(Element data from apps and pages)
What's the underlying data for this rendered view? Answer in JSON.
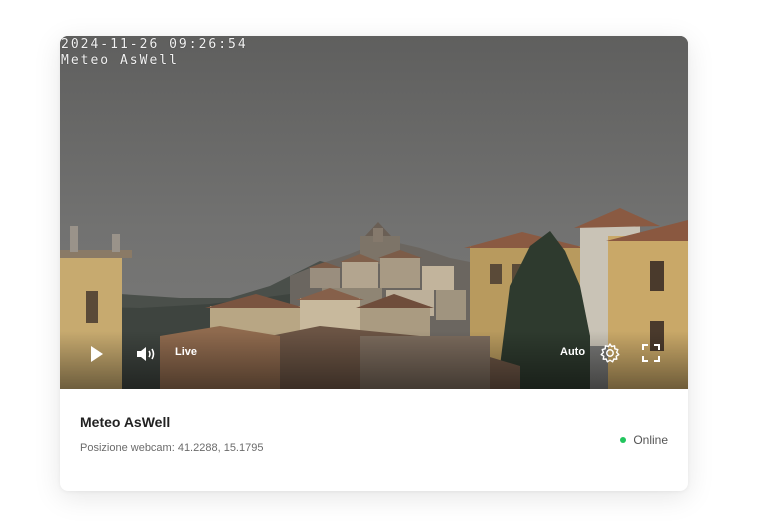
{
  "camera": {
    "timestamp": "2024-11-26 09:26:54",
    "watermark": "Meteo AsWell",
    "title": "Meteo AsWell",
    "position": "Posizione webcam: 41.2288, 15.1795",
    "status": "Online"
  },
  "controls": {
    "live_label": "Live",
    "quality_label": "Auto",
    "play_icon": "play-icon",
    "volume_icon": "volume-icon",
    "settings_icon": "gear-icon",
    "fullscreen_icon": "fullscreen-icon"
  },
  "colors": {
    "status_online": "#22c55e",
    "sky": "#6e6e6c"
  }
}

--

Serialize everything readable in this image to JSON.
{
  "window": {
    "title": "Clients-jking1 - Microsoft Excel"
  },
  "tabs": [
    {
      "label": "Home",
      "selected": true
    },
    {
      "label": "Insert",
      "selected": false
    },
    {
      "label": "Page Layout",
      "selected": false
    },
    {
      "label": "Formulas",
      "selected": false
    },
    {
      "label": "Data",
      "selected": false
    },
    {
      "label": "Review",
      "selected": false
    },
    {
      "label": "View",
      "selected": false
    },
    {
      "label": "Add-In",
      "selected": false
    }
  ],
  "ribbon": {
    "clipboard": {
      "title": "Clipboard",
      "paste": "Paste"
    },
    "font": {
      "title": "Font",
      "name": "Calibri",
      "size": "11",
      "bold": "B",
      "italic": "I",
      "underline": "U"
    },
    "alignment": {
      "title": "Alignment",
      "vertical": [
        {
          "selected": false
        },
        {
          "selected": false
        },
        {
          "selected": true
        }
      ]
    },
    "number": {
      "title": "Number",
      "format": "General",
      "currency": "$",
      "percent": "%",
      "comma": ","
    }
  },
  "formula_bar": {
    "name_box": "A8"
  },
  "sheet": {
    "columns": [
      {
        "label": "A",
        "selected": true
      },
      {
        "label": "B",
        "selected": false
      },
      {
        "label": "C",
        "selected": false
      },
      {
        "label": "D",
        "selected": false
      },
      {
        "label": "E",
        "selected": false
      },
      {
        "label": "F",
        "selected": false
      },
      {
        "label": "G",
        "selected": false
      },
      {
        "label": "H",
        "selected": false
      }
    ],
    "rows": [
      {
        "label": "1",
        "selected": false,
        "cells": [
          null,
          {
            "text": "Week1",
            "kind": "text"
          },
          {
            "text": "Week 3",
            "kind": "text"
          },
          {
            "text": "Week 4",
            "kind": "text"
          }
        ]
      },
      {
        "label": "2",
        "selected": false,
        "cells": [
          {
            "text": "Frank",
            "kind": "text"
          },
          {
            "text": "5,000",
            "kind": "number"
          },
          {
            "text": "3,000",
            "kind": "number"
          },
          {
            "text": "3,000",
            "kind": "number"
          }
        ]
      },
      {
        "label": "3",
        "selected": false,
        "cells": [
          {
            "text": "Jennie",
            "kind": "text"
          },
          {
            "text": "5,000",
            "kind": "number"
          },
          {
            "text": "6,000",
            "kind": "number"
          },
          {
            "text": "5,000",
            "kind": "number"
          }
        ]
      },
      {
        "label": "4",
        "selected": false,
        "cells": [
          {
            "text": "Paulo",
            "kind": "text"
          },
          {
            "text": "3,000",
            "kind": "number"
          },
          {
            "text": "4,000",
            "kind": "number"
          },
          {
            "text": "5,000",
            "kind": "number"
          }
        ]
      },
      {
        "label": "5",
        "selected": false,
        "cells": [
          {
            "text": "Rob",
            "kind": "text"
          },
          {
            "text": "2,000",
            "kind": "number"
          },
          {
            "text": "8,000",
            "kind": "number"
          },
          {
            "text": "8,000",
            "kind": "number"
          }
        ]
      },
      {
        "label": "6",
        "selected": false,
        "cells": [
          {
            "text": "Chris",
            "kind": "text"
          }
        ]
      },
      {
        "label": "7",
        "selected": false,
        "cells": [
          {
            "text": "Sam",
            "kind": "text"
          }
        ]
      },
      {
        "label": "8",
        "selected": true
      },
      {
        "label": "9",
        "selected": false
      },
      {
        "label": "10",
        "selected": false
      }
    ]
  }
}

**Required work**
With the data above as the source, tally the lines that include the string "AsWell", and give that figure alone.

**Answer for this exercise**
2